[Dataset]

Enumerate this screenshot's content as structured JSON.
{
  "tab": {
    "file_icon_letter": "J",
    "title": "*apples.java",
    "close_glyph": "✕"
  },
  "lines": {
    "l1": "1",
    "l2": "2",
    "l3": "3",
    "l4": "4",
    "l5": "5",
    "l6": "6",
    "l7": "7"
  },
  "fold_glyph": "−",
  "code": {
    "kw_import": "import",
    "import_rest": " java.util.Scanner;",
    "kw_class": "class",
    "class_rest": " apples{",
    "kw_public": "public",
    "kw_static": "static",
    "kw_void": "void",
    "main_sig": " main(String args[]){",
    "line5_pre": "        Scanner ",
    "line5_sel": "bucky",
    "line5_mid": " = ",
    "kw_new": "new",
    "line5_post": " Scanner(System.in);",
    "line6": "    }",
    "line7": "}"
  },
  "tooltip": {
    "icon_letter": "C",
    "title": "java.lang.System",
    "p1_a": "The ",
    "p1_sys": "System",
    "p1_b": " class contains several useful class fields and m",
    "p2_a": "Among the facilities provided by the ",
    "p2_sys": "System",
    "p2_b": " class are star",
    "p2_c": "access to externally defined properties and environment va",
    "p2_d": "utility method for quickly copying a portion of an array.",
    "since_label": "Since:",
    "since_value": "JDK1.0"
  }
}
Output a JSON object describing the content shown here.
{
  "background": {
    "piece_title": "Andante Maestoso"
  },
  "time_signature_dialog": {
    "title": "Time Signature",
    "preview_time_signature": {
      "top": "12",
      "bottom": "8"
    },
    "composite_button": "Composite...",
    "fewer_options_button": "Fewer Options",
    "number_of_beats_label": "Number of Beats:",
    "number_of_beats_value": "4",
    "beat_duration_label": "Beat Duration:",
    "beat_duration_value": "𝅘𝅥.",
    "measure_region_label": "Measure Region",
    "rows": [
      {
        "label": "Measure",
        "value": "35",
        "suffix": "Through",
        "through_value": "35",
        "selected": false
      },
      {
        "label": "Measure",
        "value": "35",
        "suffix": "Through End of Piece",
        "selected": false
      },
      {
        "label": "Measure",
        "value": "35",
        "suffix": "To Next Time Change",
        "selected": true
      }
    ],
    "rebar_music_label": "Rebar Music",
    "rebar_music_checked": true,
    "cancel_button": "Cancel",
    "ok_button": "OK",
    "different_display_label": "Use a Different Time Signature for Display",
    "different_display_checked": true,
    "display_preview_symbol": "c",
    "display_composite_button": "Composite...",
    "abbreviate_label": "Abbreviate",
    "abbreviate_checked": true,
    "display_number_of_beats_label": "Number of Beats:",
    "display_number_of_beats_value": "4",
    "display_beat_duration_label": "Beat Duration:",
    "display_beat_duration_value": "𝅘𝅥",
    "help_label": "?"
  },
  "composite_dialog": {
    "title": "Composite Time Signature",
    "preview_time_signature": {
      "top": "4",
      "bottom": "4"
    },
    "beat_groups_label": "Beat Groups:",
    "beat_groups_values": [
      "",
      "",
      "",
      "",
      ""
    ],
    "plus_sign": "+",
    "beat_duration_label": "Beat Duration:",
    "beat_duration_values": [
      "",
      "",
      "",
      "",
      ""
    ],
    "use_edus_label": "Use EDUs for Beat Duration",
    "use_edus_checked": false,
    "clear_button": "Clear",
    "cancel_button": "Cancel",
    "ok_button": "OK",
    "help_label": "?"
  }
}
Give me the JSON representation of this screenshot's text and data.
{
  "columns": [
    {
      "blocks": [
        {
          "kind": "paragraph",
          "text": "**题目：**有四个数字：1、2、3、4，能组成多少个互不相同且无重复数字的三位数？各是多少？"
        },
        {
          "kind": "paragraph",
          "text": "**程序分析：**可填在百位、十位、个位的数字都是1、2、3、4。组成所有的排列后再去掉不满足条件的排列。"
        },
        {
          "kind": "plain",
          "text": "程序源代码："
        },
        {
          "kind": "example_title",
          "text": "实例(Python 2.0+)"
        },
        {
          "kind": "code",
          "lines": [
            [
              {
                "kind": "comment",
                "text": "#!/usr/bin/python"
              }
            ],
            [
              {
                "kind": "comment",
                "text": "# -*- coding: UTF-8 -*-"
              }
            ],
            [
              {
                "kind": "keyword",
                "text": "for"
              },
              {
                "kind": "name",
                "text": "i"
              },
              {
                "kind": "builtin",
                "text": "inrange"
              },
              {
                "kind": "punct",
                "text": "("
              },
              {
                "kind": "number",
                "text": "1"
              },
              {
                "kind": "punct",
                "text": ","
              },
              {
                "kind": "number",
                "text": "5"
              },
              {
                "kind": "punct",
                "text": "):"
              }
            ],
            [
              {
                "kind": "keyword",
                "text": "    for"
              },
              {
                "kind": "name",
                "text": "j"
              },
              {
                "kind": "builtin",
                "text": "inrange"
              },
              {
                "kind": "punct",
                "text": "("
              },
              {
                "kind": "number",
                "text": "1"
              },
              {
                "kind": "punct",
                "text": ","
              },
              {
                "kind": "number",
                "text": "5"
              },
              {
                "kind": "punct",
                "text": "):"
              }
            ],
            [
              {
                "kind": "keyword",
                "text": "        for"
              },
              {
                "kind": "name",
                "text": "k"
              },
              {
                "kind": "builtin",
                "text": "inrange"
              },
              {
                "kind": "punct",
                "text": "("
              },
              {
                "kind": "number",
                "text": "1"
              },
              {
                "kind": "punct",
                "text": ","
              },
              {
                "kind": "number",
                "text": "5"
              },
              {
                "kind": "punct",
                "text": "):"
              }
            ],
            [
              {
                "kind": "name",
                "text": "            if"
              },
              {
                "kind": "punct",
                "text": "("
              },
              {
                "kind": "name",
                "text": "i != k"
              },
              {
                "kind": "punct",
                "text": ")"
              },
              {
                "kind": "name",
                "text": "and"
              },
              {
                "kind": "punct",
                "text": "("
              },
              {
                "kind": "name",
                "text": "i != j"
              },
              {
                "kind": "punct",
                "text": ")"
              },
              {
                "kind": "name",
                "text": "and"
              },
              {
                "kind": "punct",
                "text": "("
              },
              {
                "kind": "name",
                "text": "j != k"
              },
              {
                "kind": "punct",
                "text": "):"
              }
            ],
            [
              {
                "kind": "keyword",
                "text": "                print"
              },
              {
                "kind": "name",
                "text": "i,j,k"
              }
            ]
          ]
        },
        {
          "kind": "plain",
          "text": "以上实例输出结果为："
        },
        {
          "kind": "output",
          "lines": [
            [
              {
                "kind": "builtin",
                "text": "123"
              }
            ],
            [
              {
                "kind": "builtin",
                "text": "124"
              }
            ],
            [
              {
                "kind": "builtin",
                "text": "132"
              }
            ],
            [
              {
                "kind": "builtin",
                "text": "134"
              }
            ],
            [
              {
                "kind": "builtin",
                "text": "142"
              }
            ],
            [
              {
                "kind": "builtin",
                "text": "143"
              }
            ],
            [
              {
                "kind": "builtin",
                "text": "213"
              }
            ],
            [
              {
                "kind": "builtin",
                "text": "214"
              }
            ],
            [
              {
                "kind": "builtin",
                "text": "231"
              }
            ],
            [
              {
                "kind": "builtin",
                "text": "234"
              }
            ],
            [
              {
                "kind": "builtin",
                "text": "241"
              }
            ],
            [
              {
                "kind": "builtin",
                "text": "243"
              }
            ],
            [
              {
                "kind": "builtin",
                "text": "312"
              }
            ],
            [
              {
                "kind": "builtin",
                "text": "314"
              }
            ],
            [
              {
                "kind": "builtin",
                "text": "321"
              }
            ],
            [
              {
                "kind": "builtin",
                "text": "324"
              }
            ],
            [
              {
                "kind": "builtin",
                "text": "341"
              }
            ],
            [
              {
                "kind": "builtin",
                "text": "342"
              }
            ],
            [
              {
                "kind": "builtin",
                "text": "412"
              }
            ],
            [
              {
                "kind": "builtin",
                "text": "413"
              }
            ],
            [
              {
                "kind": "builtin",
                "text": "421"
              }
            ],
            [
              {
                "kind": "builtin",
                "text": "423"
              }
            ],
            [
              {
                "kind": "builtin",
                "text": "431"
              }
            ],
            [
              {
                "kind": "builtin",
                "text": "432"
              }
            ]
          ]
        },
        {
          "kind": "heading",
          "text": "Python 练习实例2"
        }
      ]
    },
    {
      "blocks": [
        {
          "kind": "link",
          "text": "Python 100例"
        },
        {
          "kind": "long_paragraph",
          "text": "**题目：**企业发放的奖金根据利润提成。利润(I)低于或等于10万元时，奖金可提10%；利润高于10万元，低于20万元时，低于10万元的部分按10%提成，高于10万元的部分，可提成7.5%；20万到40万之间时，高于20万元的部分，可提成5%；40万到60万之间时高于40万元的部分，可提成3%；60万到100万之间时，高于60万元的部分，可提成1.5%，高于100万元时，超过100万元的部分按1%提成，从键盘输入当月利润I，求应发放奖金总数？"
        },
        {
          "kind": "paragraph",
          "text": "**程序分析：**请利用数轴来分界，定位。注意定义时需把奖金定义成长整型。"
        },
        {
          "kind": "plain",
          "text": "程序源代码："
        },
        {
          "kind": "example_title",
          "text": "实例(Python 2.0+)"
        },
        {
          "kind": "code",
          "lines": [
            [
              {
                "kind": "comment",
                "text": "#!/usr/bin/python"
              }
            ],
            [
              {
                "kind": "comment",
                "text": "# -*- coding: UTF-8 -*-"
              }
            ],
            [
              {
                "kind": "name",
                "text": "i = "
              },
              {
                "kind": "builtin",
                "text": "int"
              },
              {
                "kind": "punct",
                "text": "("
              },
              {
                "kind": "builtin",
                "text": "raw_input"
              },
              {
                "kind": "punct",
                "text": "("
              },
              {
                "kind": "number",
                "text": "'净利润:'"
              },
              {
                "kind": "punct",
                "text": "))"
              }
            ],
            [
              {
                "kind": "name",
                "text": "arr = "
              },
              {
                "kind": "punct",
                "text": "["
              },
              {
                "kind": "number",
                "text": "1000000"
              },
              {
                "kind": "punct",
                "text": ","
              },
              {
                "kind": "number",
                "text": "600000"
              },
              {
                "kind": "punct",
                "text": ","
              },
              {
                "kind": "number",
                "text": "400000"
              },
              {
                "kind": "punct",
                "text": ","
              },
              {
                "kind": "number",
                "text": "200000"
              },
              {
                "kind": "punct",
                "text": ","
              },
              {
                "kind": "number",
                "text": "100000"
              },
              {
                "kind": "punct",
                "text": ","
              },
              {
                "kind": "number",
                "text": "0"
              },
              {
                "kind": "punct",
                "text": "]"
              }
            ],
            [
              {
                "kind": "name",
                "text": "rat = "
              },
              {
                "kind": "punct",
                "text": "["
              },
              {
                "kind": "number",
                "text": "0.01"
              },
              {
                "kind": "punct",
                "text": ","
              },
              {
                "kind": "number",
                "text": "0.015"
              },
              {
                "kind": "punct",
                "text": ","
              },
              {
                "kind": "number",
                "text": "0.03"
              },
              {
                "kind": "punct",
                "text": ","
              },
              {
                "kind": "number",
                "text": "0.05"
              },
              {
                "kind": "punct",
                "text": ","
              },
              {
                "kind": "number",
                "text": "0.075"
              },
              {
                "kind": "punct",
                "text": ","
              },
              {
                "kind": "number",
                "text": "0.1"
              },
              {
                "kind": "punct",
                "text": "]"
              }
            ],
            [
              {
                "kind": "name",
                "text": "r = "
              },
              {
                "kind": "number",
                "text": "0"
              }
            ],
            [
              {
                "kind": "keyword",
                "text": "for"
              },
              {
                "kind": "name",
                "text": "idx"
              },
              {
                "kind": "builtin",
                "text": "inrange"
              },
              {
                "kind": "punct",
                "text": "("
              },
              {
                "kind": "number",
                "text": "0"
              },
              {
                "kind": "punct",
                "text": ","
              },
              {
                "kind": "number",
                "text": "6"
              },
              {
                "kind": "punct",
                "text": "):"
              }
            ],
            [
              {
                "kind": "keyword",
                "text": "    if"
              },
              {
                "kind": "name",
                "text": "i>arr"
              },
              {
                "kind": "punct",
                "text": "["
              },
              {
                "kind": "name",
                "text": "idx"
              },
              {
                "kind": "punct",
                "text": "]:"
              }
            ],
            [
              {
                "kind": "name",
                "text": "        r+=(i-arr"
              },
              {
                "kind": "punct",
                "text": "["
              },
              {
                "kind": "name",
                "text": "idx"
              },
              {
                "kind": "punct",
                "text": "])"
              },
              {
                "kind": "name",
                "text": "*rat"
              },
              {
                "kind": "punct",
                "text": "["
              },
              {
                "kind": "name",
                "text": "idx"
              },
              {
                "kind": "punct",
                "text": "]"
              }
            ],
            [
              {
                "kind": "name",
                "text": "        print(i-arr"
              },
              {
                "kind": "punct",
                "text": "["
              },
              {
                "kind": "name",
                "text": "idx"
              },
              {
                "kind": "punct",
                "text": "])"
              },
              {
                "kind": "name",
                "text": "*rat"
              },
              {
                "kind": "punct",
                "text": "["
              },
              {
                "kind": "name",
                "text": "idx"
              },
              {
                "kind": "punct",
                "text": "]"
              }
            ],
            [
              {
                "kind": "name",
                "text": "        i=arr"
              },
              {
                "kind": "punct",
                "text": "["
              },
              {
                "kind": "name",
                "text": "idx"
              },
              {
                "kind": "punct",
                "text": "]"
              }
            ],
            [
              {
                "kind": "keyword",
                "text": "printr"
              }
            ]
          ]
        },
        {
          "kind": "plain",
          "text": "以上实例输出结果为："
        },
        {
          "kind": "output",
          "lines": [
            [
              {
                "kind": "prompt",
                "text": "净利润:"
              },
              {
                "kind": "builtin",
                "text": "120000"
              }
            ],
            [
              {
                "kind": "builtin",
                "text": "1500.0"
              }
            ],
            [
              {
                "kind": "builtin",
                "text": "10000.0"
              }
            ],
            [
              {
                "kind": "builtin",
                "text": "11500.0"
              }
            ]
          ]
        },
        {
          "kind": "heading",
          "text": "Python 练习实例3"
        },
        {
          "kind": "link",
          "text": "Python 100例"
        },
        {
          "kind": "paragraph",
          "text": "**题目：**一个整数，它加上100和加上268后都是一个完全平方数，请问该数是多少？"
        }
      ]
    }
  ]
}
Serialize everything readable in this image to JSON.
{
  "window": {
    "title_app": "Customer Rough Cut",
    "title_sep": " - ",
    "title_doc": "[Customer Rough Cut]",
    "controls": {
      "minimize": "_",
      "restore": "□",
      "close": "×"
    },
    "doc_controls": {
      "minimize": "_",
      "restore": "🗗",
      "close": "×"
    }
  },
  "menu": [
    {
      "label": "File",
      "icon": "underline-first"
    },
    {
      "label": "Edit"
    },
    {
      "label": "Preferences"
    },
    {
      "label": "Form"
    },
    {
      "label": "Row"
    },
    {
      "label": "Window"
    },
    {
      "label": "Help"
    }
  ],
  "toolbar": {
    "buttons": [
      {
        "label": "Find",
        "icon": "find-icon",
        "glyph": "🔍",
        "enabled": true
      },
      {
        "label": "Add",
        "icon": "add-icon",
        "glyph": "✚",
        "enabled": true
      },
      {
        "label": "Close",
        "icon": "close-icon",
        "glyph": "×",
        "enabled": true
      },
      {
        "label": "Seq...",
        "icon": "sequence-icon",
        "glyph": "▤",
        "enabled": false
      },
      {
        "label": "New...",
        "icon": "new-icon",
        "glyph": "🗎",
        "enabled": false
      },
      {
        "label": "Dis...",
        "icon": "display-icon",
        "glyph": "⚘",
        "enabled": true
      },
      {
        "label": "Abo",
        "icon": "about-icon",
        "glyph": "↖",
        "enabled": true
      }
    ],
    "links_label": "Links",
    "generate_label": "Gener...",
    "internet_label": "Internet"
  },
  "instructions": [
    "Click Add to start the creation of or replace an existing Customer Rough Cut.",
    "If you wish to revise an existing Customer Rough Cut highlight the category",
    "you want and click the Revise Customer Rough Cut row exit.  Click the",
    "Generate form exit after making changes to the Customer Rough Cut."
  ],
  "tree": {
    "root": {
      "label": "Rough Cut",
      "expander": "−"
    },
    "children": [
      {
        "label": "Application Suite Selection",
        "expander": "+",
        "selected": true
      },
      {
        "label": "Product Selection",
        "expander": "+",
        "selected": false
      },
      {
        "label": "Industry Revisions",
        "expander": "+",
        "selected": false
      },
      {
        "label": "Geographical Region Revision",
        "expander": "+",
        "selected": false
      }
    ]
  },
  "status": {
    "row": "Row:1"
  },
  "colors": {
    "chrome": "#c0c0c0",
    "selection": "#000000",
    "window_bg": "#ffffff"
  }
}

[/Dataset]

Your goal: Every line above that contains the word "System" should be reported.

The answer:
    "line5_post": " Scanner(System.in);",
    "title": "java.lang.System",
    "p1_sys": "System",
    "p2_sys": "System",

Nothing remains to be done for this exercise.